Bentley writes, "Salvation is knowing Jesus and being known by him; it's much more than spiritual works or a verbal confession. I understand that lofty places in this visible kingdom are no proof of anyone's acceptance with God, and neither are the mighty works, even done in Jesus' name."

However, he also says his miracles and healings are proof that the Florida Outpouring is a move of God and that "we should place no limit on further revelation from God."

Bramnick of New Wine Ministries also believes these miracles validate Bentley's ministry.

"It is just elevating the faith of the church to believe what the Bible says. Beyond the signs and the wonders and the healing, it is bringing a new dimension of hunger and intimacy with our Heavenly Father," he says. "With the fruit of drawing people closer in their relationship to Jesus and people who are bound with cancer, crippling diseases and other infirmities being set free, I have a hard time understanding how other Christians would say that this is not a move of God."

However, Tchividjian reminds Christians to test every word that comes out of Bentley's mouth like the Bereans tested what Paul said in Acts 17:11.

"We increase our scrutiny of people like Hugh Hefner, and we decrease our evaluation of people like Todd Bentley just because he comes in the name of Jesus," Tchividjian says. "Hugh Hefner is not nearly as dangerous to the church as someone like this . . .

"I would pay much more attention to those people who have stood the test of time. I would pay very little attention to anyone who comes and says, 'God told me something that he's never told anyone else, and you can't find it in the Bible.' It's a lie, it's that simple."

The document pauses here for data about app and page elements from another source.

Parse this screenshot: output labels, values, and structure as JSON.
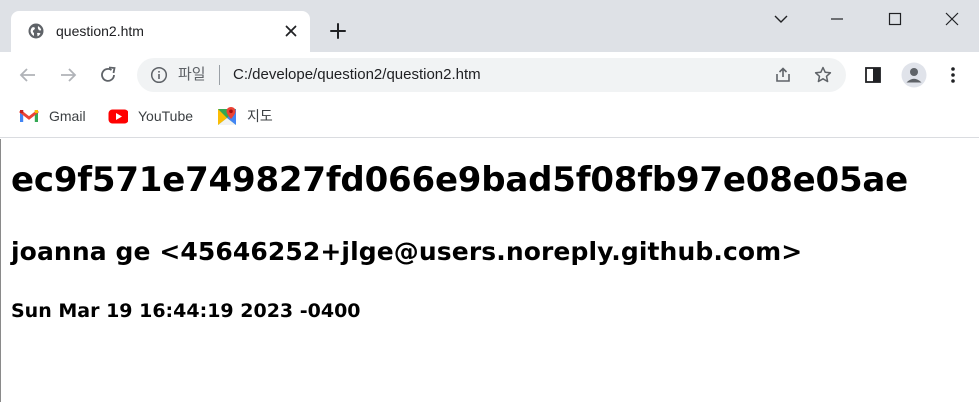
{
  "browser": {
    "tab": {
      "title": "question2.htm"
    },
    "omnibox": {
      "scheme_label": "파일",
      "separator": "|",
      "url": "C:/develope/question2/question2.htm"
    },
    "bookmarks": [
      {
        "label": "Gmail",
        "icon": "gmail-icon"
      },
      {
        "label": "YouTube",
        "icon": "youtube-icon"
      },
      {
        "label": "지도",
        "icon": "maps-icon"
      }
    ],
    "colors": {
      "tabstrip": "#dee1e6",
      "omnibox": "#f1f3f4",
      "icon": "#5f6368"
    }
  },
  "page": {
    "hash": "ec9f571e749827fd066e9bad5f08fb97e08e05ae",
    "author": "joanna ge <45646252+jlge@users.noreply.github.com>",
    "date": "Sun Mar 19 16:44:19 2023 -0400"
  }
}
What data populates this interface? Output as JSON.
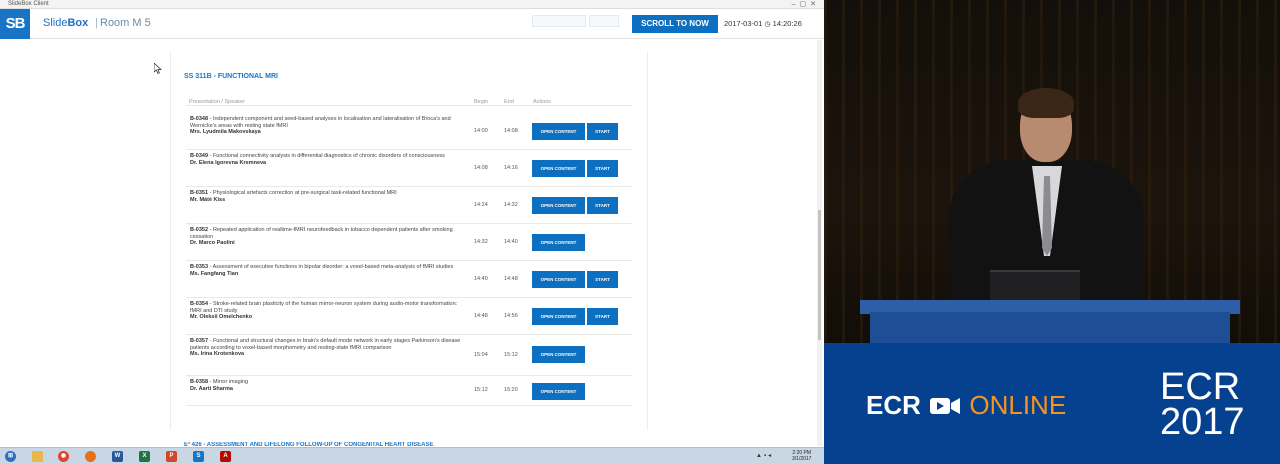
{
  "window": {
    "title": "SlideBox Client"
  },
  "header": {
    "logo": "SB",
    "app_name_prefix": "Slide",
    "app_name_suffix": "Box",
    "separator": "|",
    "room": "Room M 5",
    "scroll_button": "SCROLL TO NOW",
    "date": "2017-03-01",
    "clock_icon": "◷",
    "time": "14:20:26"
  },
  "session": {
    "title": "SS 311B - FUNCTIONAL MRI",
    "columns": [
      "Presentation / Speaker",
      "Begin",
      "End",
      "Actions"
    ],
    "open_label": "OPEN CONTENT",
    "start_label": "START",
    "rows": [
      {
        "code": "B-0348",
        "title": "Independent component and seed-based analyses in localisation and lateralisation of Broca's and Wernicke's areas with resting state fMRI",
        "speaker": "Mrs. Lyudmila Makovskaya",
        "begin": "14:00",
        "end": "14:08",
        "has_start": true
      },
      {
        "code": "B-0349",
        "title": "Functional connectivity analysis in differential diagnostics of chronic disorders of consciousness",
        "speaker": "Dr. Elena Igorevna Kremneva",
        "begin": "14:08",
        "end": "14:16",
        "has_start": true
      },
      {
        "code": "B-0351",
        "title": "Physiological artefacts correction at pre-surgical task-related functional MRI",
        "speaker": "Mr. Máté Kiss",
        "begin": "14:24",
        "end": "14:32",
        "has_start": true
      },
      {
        "code": "B-0352",
        "title": "Repeated application of realtime-fMRI neurofeedback in tobacco dependent patients after smoking cessation",
        "speaker": "Dr. Marco Paolini",
        "begin": "14:32",
        "end": "14:40",
        "has_start": false
      },
      {
        "code": "B-0353",
        "title": "Assessment of executive functions in bipolar disorder: a voxel-based meta-analysis of fMRI studies",
        "speaker": "Ms. Fangfang Tian",
        "begin": "14:40",
        "end": "14:48",
        "has_start": true
      },
      {
        "code": "B-0354",
        "title": "Stroke-related brain plasticity of the human mirror-neuron system during audio-motor transformation: fMRI and DTI study",
        "speaker": "Mr. Oleksii Omelchenko",
        "begin": "14:48",
        "end": "14:56",
        "has_start": true
      },
      {
        "code": "B-0357",
        "title": "Functional and structural changes in brain's default mode network in early stages Parkinson's disease patients according to voxel-based morphometry and resting-state fMRI comparison",
        "speaker": "Ms. Irina Krotenkova",
        "begin": "15:04",
        "end": "15:12",
        "has_start": false
      },
      {
        "code": "B-0358",
        "title": "Mirror imaging",
        "speaker": "Dr. Aarti Sharma",
        "begin": "15:12",
        "end": "15:20",
        "has_start": false
      }
    ]
  },
  "next_session": {
    "title": "E³ 426 - ASSESSMENT AND LIFELONG FOLLOW-UP OF CONGENITAL HEART DISEASE"
  },
  "taskbar": {
    "time": "2:20 PM",
    "date": "3/1/2017",
    "icons": [
      "start-orb-icon",
      "explorer-icon",
      "chrome-icon",
      "firefox-icon",
      "word-icon",
      "excel-icon",
      "powerpoint-icon",
      "slidebox-icon",
      "acrobat-icon"
    ]
  },
  "branding": {
    "ecr": "ECR",
    "online": "ONLINE",
    "year_line1": "ECR",
    "year_line2": "2017",
    "accent": "#f7941d",
    "background": "#06418f"
  },
  "colors": {
    "primary_button": "#0d6fc0",
    "link": "#1975c4",
    "logo_bg": "#1875c6"
  }
}
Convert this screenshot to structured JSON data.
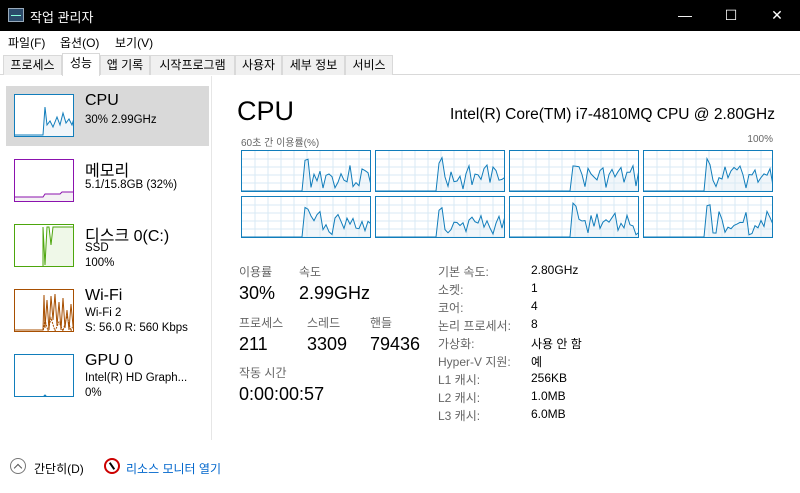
{
  "window": {
    "title": "작업 관리자",
    "minimize": "—",
    "maximize": "☐",
    "close": "✕"
  },
  "menu": [
    "파일(F)",
    "옵션(O)",
    "보기(V)"
  ],
  "tabs": [
    "프로세스",
    "성능",
    "앱 기록",
    "시작프로그램",
    "사용자",
    "세부 정보",
    "서비스"
  ],
  "sidebar": {
    "items": [
      {
        "title": "CPU",
        "lines": [
          "30% 2.99GHz"
        ],
        "color": "#117dbb"
      },
      {
        "title": "메모리",
        "lines": [
          "5.1/15.8GB (32%)"
        ],
        "color": "#8b12ae"
      },
      {
        "title": "디스크 0(C:)",
        "lines": [
          "SSD",
          "100%"
        ],
        "color": "#4da60c"
      },
      {
        "title": "Wi-Fi",
        "lines": [
          "Wi-Fi 2",
          "S: 56.0  R: 560 Kbps"
        ],
        "color": "#a74f01"
      },
      {
        "title": "GPU 0",
        "lines": [
          "Intel(R) HD Graph...",
          "0%"
        ],
        "color": "#117dbb"
      }
    ]
  },
  "cpu": {
    "heading": "CPU",
    "model": "Intel(R) Core(TM) i7-4810MQ CPU @ 2.80GHz",
    "graph_left_label": "60초 간 이용률(%)",
    "graph_right_label": "100%",
    "stats": {
      "util_label": "이용률",
      "util_value": "30%",
      "speed_label": "속도",
      "speed_value": "2.99GHz",
      "proc_label": "프로세스",
      "proc_value": "211",
      "thread_label": "스레드",
      "thread_value": "3309",
      "handle_label": "핸들",
      "handle_value": "79436",
      "uptime_label": "작동 시간",
      "uptime_value": "0:00:00:57"
    },
    "info": [
      {
        "label": "기본 속도:",
        "value": "2.80GHz"
      },
      {
        "label": "소켓:",
        "value": "1"
      },
      {
        "label": "코어:",
        "value": "4"
      },
      {
        "label": "논리 프로세서:",
        "value": "8"
      },
      {
        "label": "가상화:",
        "value": "사용 안 함"
      },
      {
        "label": "Hyper-V 지원:",
        "value": "예"
      },
      {
        "label": "L1 캐시:",
        "value": "256KB"
      },
      {
        "label": "L2 캐시:",
        "value": "1.0MB"
      },
      {
        "label": "L3 캐시:",
        "value": "6.0MB"
      }
    ]
  },
  "bottom": {
    "less_details": "간단히(D)",
    "resource_monitor": "리소스 모니터 열기"
  },
  "colors": {
    "cpu": "#117dbb",
    "grid": "#d9eaf4"
  }
}
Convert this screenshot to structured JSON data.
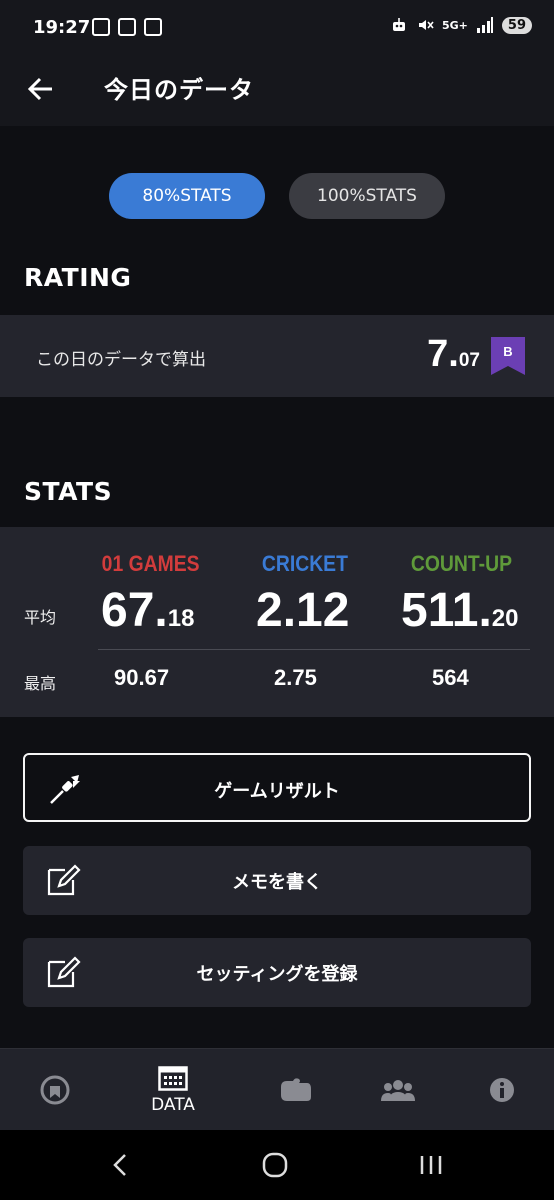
{
  "status": {
    "time": "19:27",
    "network": "5G+",
    "battery": "59"
  },
  "header": {
    "title": "今日のデータ"
  },
  "toggle": {
    "active": "80%STATS",
    "inactive": "100%STATS"
  },
  "rating": {
    "section_title": "RATING",
    "label": "この日のデータで算出",
    "value_int": "7.",
    "value_dec": "07",
    "badge": "B",
    "badge_color": "#6b3fb4"
  },
  "stats": {
    "section_title": "STATS",
    "columns": [
      {
        "name": "01 GAMES",
        "color": "#d23c3c",
        "avg_int": "67.",
        "avg_dec": "18",
        "best": "90.67"
      },
      {
        "name": "CRICKET",
        "color": "#3a7bd5",
        "avg_int": "2.12",
        "avg_dec": "",
        "best": "2.75"
      },
      {
        "name": "COUNT-UP",
        "color": "#5f9a3a",
        "avg_int": "511.",
        "avg_dec": "20",
        "best": "564"
      }
    ],
    "avg_label": "平均",
    "best_label": "最高"
  },
  "actions": [
    {
      "label": "ゲームリザルト",
      "icon": "dart-icon"
    },
    {
      "label": "メモを書く",
      "icon": "edit-icon"
    },
    {
      "label": "セッティングを登録",
      "icon": "edit-icon"
    }
  ],
  "nav": {
    "items": [
      {
        "icon": "badge-icon",
        "label": ""
      },
      {
        "icon": "calendar-icon",
        "label": "DATA"
      },
      {
        "icon": "puzzle-icon",
        "label": ""
      },
      {
        "icon": "group-icon",
        "label": ""
      },
      {
        "icon": "info-icon",
        "label": ""
      }
    ]
  }
}
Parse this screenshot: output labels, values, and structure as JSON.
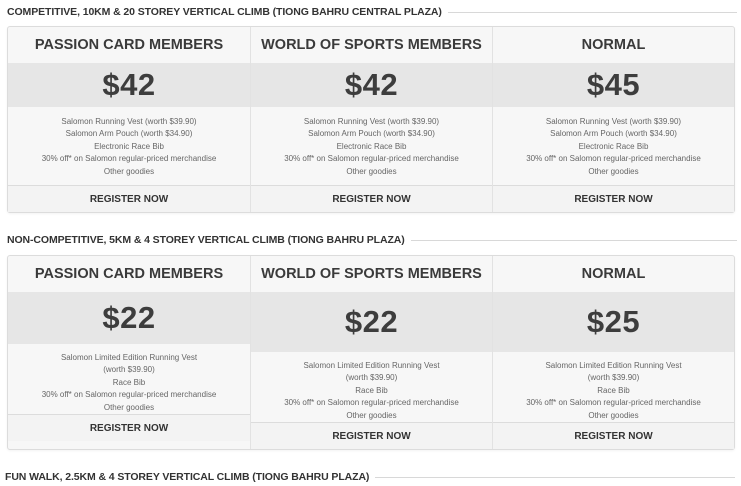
{
  "sections": [
    {
      "heading": "COMPETITIVE, 10KM & 20 STOREY VERTICAL CLIMB (TIONG BAHRU CENTRAL PLAZA)",
      "tiers": [
        {
          "name": "PASSION CARD MEMBERS",
          "price": "$42",
          "features": [
            "Salomon Running Vest (worth $39.90)",
            "Salomon Arm Pouch (worth $34.90)",
            "Electronic Race Bib",
            "30% off* on Salomon regular-priced merchandise",
            "Other goodies"
          ],
          "cta": "REGISTER NOW"
        },
        {
          "name": "WORLD OF SPORTS MEMBERS",
          "price": "$42",
          "features": [
            "Salomon Running Vest (worth $39.90)",
            "Salomon Arm Pouch (worth $34.90)",
            "Electronic Race Bib",
            "30% off* on Salomon regular-priced merchandise",
            "Other goodies"
          ],
          "cta": "REGISTER NOW"
        },
        {
          "name": "NORMAL",
          "price": "$45",
          "features": [
            "Salomon Running Vest (worth $39.90)",
            "Salomon Arm Pouch (worth $34.90)",
            "Electronic Race Bib",
            "30% off* on Salomon regular-priced merchandise",
            "Other goodies"
          ],
          "cta": "REGISTER NOW"
        }
      ]
    },
    {
      "heading": "NON-COMPETITIVE, 5KM & 4 STOREY VERTICAL CLIMB (TIONG BAHRU PLAZA)",
      "tiers": [
        {
          "name": "PASSION CARD MEMBERS",
          "price": "$22",
          "features": [
            "Salomon Limited Edition Running Vest",
            "(worth $39.90)",
            "Race Bib",
            "30% off* on Salomon regular-priced merchandise",
            "Other goodies"
          ],
          "cta": "REGISTER NOW"
        },
        {
          "name": "WORLD OF SPORTS MEMBERS",
          "price": "$22",
          "features": [
            "Salomon Limited Edition Running Vest",
            "(worth $39.90)",
            "Race Bib",
            "30% off* on Salomon regular-priced merchandise",
            "Other goodies"
          ],
          "cta": "REGISTER NOW"
        },
        {
          "name": "NORMAL",
          "price": "$25",
          "features": [
            "Salomon Limited Edition Running Vest",
            "(worth $39.90)",
            "Race Bib",
            "30% off* on Salomon regular-priced merchandise",
            "Other goodies"
          ],
          "cta": "REGISTER NOW"
        }
      ]
    },
    {
      "heading": "FUN WALK, 2.5KM & 4 STOREY VERTICAL CLIMB (TIONG BAHRU PLAZA)"
    }
  ]
}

-- This article originally appeared in The Good News in South Florida. Used with permission.

July 3/2008